This afternoon, the extended family got together to spring a surprise birthday party for my sister Corinne at Corinne’s mother’s house two towns over. Pete and I drove over after we closed the family stores at 6 and found the Mad Hatter’s Tea Party-themed soire in full madness. The kids ran in every direction. The adults streamed from room to room for reasons unknown to me. At one point, half my family and a bunch of strangers piled into the basement. Pete and I sat on a couch in the dining room, perplexed, but from our perspective, it was a nice gesture, them leaving us alone with the colorful and enchanting dessert buffet. I should send them a card or something.
After an hour or so, we had to leave. The supermoon was rising, helicopters circled overhead and News12 New Jersey was mum about the cause. The fourth pass by the helicopter signaled an end to my socializing. I stepped between Pete and one of my nieces and pushed him out the front door, yelping something like, “The thing about leaving is that the going requires you actually go.”
Topaz is curled up on my left, one paw over her nose. Sweetpea snores and twitches on my right hip. Pete’s sitting in a chair, head back, eyes closed. I’m almost ready for sleep. Drusy alone hunts in the kitchen, eyes bright. She knows something. We may find out what in the morning.
Tough day? Watch this all the way through. You don’t have to speak Japanese.
This here is Ground Zero for my particular kind of crazy.

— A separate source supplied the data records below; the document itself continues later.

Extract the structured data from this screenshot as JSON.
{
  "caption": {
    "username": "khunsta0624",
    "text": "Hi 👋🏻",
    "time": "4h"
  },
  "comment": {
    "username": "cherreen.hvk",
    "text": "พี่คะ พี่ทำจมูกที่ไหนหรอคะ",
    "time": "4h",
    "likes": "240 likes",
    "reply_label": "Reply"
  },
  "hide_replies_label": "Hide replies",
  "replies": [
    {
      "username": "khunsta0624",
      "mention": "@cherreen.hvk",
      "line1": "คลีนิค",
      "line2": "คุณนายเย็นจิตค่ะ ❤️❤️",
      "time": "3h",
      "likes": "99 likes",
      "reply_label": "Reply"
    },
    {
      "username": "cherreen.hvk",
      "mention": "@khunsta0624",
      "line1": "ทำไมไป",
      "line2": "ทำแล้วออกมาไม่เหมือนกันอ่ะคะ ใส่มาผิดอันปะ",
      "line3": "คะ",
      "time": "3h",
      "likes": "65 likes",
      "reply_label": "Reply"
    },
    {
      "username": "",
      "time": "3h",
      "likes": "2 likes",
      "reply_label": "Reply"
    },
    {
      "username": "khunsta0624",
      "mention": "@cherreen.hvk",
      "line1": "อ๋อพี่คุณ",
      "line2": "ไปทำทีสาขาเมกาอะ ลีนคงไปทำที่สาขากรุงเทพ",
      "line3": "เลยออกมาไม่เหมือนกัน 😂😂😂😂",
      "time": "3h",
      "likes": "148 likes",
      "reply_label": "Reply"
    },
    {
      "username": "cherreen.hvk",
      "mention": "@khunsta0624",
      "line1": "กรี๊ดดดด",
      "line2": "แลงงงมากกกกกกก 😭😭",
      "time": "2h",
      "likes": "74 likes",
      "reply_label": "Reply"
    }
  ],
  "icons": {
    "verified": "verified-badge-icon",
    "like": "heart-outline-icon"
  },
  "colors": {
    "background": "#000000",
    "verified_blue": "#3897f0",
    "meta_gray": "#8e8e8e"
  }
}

Pete and his father renovated the kitchen about fifteen years ago. As designs for shared kitchens go, it’s perplexing: six-foot persons should share it with seven-foot persons and all of them should be skinny like cornstalks. I would put things I used often where I could reach them and Pete put them back up where I could not. I told him to quit it; he told me to use the fuzzy, rickety folding stool. I explained how we were gonna get divorced with the help of a wood chipper if he didn’t quit hiding the crystallized ginger behind the kosher salt; he laughed and I rearranged his salt collection. The third time the bottle of olive oil fell on my head I swore in three languages and bought this spice rack. We scrubbed out the cabinet, brought bottles and jars down from the top two shelves and Pete and I did not get divorced.
Topaz curled up in my lap an hour ago and my legs fell asleep. The tiny tiny cat is insistent that no task at hand could be more important that petting her. I can barely reach the keyboard, but what’re you gonna do? Topaz is a cat; ergo: her logic is impeccable.

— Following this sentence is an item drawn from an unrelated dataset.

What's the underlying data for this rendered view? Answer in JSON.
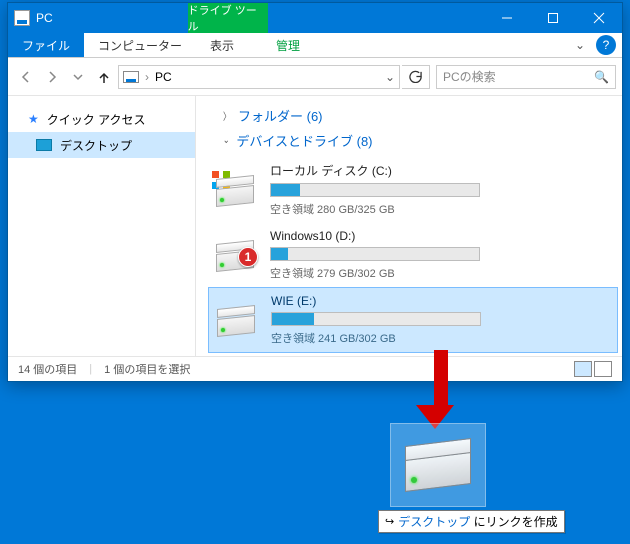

Tomorrow is the last appointment for this round of physical therapy, which I described to my doctor as “my new lifestyle.” The future in which I plan my own daily exercise regimen is nearly upon us. The weather has changed from frozen to muddy, but the temperature is rising a bit every day. By next week, I’m hoping to climb back on the bicycle and crisscross the river on sunny work days. Last Saturday, I met a Hatha Yoga teacher and though the idea of sitting cross-legged on a cool floor meditating fills me with several kinds of dread, a weekly class four blocks from my house makes a whole lot of sense.
Well, what the hell. While other people are omming, I can warble Why Do Fools Fall In Love.
A block from the yoga teacher’s new digs a tai chi school has set up shop with an eye-catching program for arthritics. Classes are ungodly expensive and the schedule is a little confusing. I’m thinking this seems like a practical way to burn some vacation days if I suddenly win the lottery. Today, I had a hard time sashaying from the library to my car. Maybe I should ease on down to the drug store and buy a lottery ticket.